● **What is required**
Return every record below exactly; leave out the images.

START Extracted material

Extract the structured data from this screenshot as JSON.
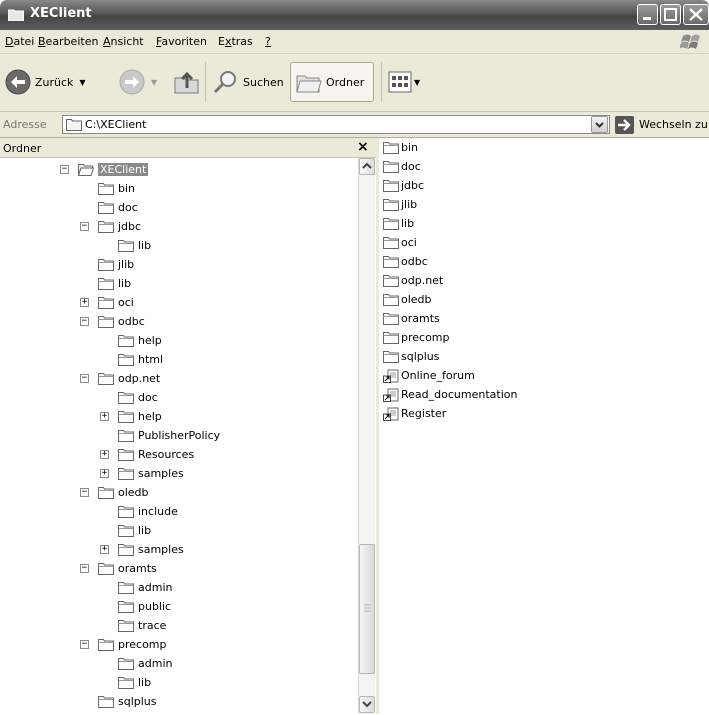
{
  "window": {
    "title": "XEClient"
  },
  "menu": [
    {
      "pre": "",
      "u": "D",
      "post": "atei",
      "name": "menu-datei"
    },
    {
      "pre": "",
      "u": "B",
      "post": "earbeiten",
      "name": "menu-bearbeiten"
    },
    {
      "pre": "",
      "u": "A",
      "post": "nsicht",
      "name": "menu-ansicht"
    },
    {
      "pre": "",
      "u": "F",
      "post": "avoriten",
      "name": "menu-favoriten"
    },
    {
      "pre": "E",
      "u": "x",
      "post": "tras",
      "name": "menu-extras"
    },
    {
      "pre": "",
      "u": "?",
      "post": "",
      "name": "menu-help"
    }
  ],
  "toolbar": {
    "back_label": "Zurück",
    "search_label": "Suchen",
    "folders_label": "Ordner"
  },
  "address": {
    "label": "Adresse",
    "path": "C:\\XEClient",
    "go_label": "Wechseln zu"
  },
  "folder_pane": {
    "title": "Ordner",
    "close": "×"
  },
  "tree": [
    {
      "label": "XEClient",
      "depth": 0,
      "expander": "minus",
      "selected": true
    },
    {
      "label": "bin",
      "depth": 1,
      "expander": "none"
    },
    {
      "label": "doc",
      "depth": 1,
      "expander": "none"
    },
    {
      "label": "jdbc",
      "depth": 1,
      "expander": "minus"
    },
    {
      "label": "lib",
      "depth": 2,
      "expander": "none"
    },
    {
      "label": "jlib",
      "depth": 1,
      "expander": "none"
    },
    {
      "label": "lib",
      "depth": 1,
      "expander": "none"
    },
    {
      "label": "oci",
      "depth": 1,
      "expander": "plus"
    },
    {
      "label": "odbc",
      "depth": 1,
      "expander": "minus"
    },
    {
      "label": "help",
      "depth": 2,
      "expander": "none"
    },
    {
      "label": "html",
      "depth": 2,
      "expander": "none"
    },
    {
      "label": "odp.net",
      "depth": 1,
      "expander": "minus"
    },
    {
      "label": "doc",
      "depth": 2,
      "expander": "none"
    },
    {
      "label": "help",
      "depth": 2,
      "expander": "plus"
    },
    {
      "label": "PublisherPolicy",
      "depth": 2,
      "expander": "none"
    },
    {
      "label": "Resources",
      "depth": 2,
      "expander": "plus"
    },
    {
      "label": "samples",
      "depth": 2,
      "expander": "plus"
    },
    {
      "label": "oledb",
      "depth": 1,
      "expander": "minus"
    },
    {
      "label": "include",
      "depth": 2,
      "expander": "none"
    },
    {
      "label": "lib",
      "depth": 2,
      "expander": "none"
    },
    {
      "label": "samples",
      "depth": 2,
      "expander": "plus"
    },
    {
      "label": "oramts",
      "depth": 1,
      "expander": "minus"
    },
    {
      "label": "admin",
      "depth": 2,
      "expander": "none"
    },
    {
      "label": "public",
      "depth": 2,
      "expander": "none"
    },
    {
      "label": "trace",
      "depth": 2,
      "expander": "none"
    },
    {
      "label": "precomp",
      "depth": 1,
      "expander": "minus"
    },
    {
      "label": "admin",
      "depth": 2,
      "expander": "none"
    },
    {
      "label": "lib",
      "depth": 2,
      "expander": "none"
    },
    {
      "label": "sqlplus",
      "depth": 1,
      "expander": "none"
    }
  ],
  "files": [
    {
      "label": "bin",
      "icon": "folder"
    },
    {
      "label": "doc",
      "icon": "folder"
    },
    {
      "label": "jdbc",
      "icon": "folder"
    },
    {
      "label": "jlib",
      "icon": "folder"
    },
    {
      "label": "lib",
      "icon": "folder"
    },
    {
      "label": "oci",
      "icon": "folder"
    },
    {
      "label": "odbc",
      "icon": "folder"
    },
    {
      "label": "odp.net",
      "icon": "folder"
    },
    {
      "label": "oledb",
      "icon": "folder"
    },
    {
      "label": "oramts",
      "icon": "folder"
    },
    {
      "label": "precomp",
      "icon": "folder"
    },
    {
      "label": "sqlplus",
      "icon": "folder"
    },
    {
      "label": "Online_forum",
      "icon": "shortcut"
    },
    {
      "label": "Read_documentation",
      "icon": "shortcut"
    },
    {
      "label": "Register",
      "icon": "shortcut"
    }
  ]
}
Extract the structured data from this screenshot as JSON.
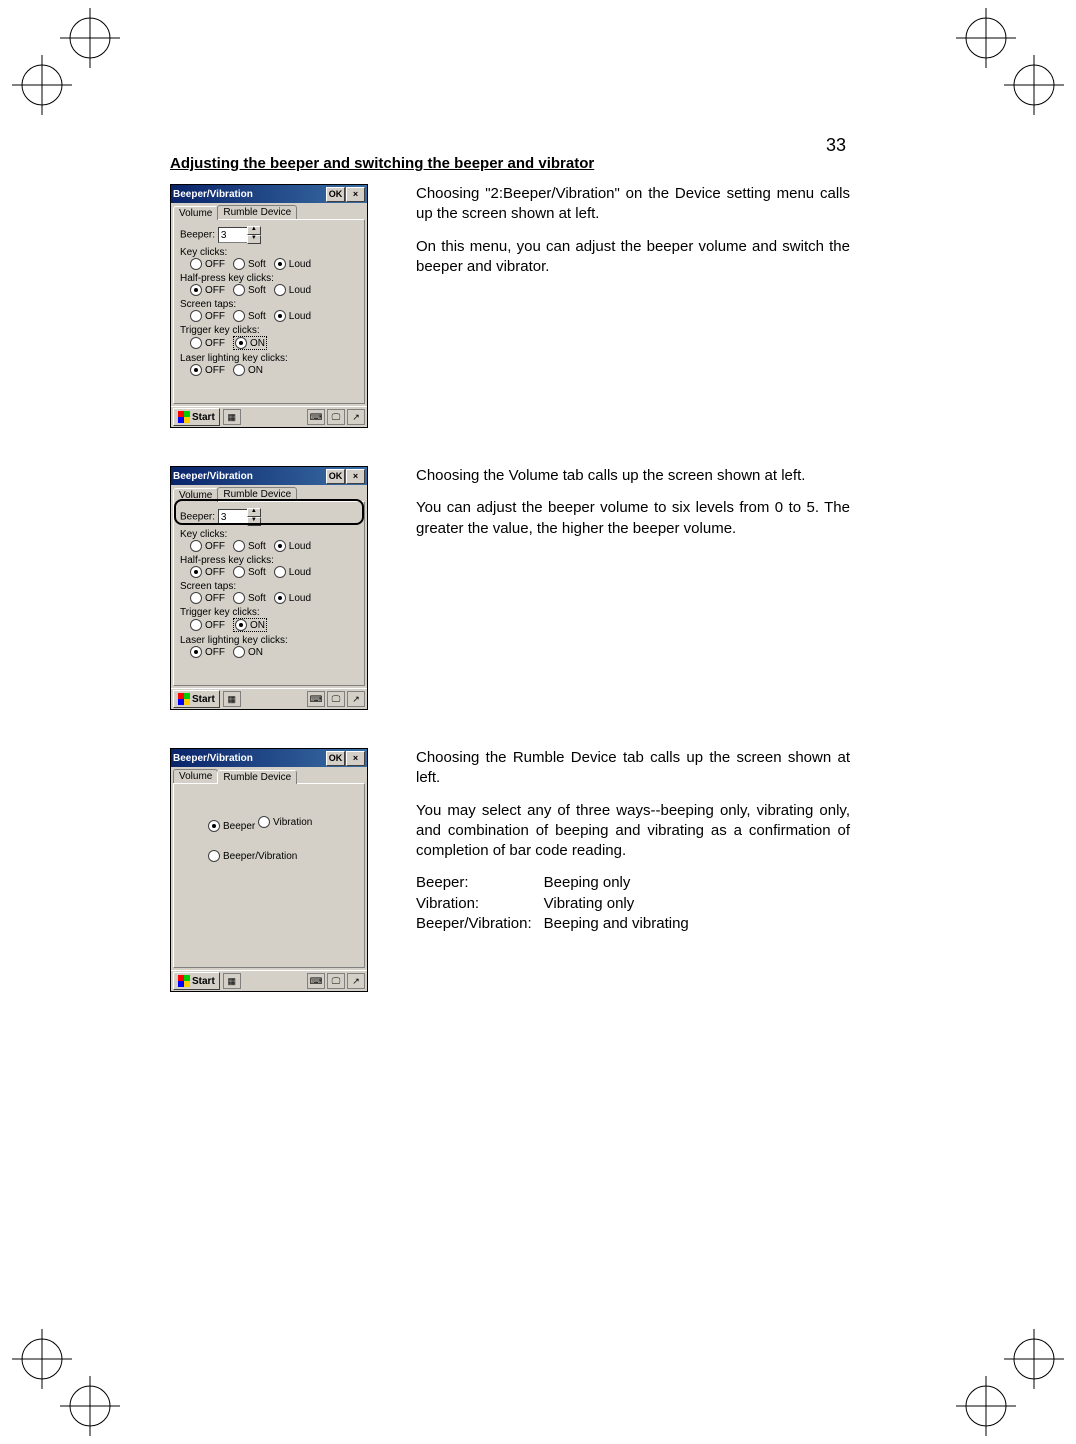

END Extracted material

● **Written response**
Extract the structured data from this screenshot as JSON.
{
  "window": {
    "title": "XEClient"
  },
  "menu": [
    {
      "pre": "",
      "u": "D",
      "post": "atei",
      "name": "menu-datei"
    },
    {
      "pre": "",
      "u": "B",
      "post": "earbeiten",
      "name": "menu-bearbeiten"
    },
    {
      "pre": "",
      "u": "A",
      "post": "nsicht",
      "name": "menu-ansicht"
    },
    {
      "pre": "",
      "u": "F",
      "post": "avoriten",
      "name": "menu-favoriten"
    },
    {
      "pre": "E",
      "u": "x",
      "post": "tras",
      "name": "menu-extras"
    },
    {
      "pre": "",
      "u": "?",
      "post": "",
      "name": "menu-help"
    }
  ],
  "toolbar": {
    "back_label": "Zurück",
    "search_label": "Suchen",
    "folders_label": "Ordner"
  },
  "address": {
    "label": "Adresse",
    "path": "C:\\XEClient",
    "go_label": "Wechseln zu"
  },
  "folder_pane": {
    "title": "Ordner",
    "close": "×"
  },
  "tree": [
    {
      "label": "XEClient",
      "depth": 0,
      "expander": "minus",
      "selected": true
    },
    {
      "label": "bin",
      "depth": 1,
      "expander": "none"
    },
    {
      "label": "doc",
      "depth": 1,
      "expander": "none"
    },
    {
      "label": "jdbc",
      "depth": 1,
      "expander": "minus"
    },
    {
      "label": "lib",
      "depth": 2,
      "expander": "none"
    },
    {
      "label": "jlib",
      "depth": 1,
      "expander": "none"
    },
    {
      "label": "lib",
      "depth": 1,
      "expander": "none"
    },
    {
      "label": "oci",
      "depth": 1,
      "expander": "plus"
    },
    {
      "label": "odbc",
      "depth": 1,
      "expander": "minus"
    },
    {
      "label": "help",
      "depth": 2,
      "expander": "none"
    },
    {
      "label": "html",
      "depth": 2,
      "expander": "none"
    },
    {
      "label": "odp.net",
      "depth": 1,
      "expander": "minus"
    },
    {
      "label": "doc",
      "depth": 2,
      "expander": "none"
    },
    {
      "label": "help",
      "depth": 2,
      "expander": "plus"
    },
    {
      "label": "PublisherPolicy",
      "depth": 2,
      "expander": "none"
    },
    {
      "label": "Resources",
      "depth": 2,
      "expander": "plus"
    },
    {
      "label": "samples",
      "depth": 2,
      "expander": "plus"
    },
    {
      "label": "oledb",
      "depth": 1,
      "expander": "minus"
    },
    {
      "label": "include",
      "depth": 2,
      "expander": "none"
    },
    {
      "label": "lib",
      "depth": 2,
      "expander": "none"
    },
    {
      "label": "samples",
      "depth": 2,
      "expander": "plus"
    },
    {
      "label": "oramts",
      "depth": 1,
      "expander": "minus"
    },
    {
      "label": "admin",
      "depth": 2,
      "expander": "none"
    },
    {
      "label": "public",
      "depth": 2,
      "expander": "none"
    },
    {
      "label": "trace",
      "depth": 2,
      "expander": "none"
    },
    {
      "label": "precomp",
      "depth": 1,
      "expander": "minus"
    },
    {
      "label": "admin",
      "depth": 2,
      "expander": "none"
    },
    {
      "label": "lib",
      "depth": 2,
      "expander": "none"
    },
    {
      "label": "sqlplus",
      "depth": 1,
      "expander": "none"
    }
  ],
  "files": [
    {
      "label": "bin",
      "icon": "folder"
    },
    {
      "label": "doc",
      "icon": "folder"
    },
    {
      "label": "jdbc",
      "icon": "folder"
    },
    {
      "label": "jlib",
      "icon": "folder"
    },
    {
      "label": "lib",
      "icon": "folder"
    },
    {
      "label": "oci",
      "icon": "folder"
    },
    {
      "label": "odbc",
      "icon": "folder"
    },
    {
      "label": "odp.net",
      "icon": "folder"
    },
    {
      "label": "oledb",
      "icon": "folder"
    },
    {
      "label": "oramts",
      "icon": "folder"
    },
    {
      "label": "precomp",
      "icon": "folder"
    },
    {
      "label": "sqlplus",
      "icon": "folder"
    },
    {
      "label": "Online_forum",
      "icon": "shortcut"
    },
    {
      "label": "Read_documentation",
      "icon": "shortcut"
    },
    {
      "label": "Register",
      "icon": "shortcut"
    }
  ]
}
Extract the structured data from this screenshot as JSON.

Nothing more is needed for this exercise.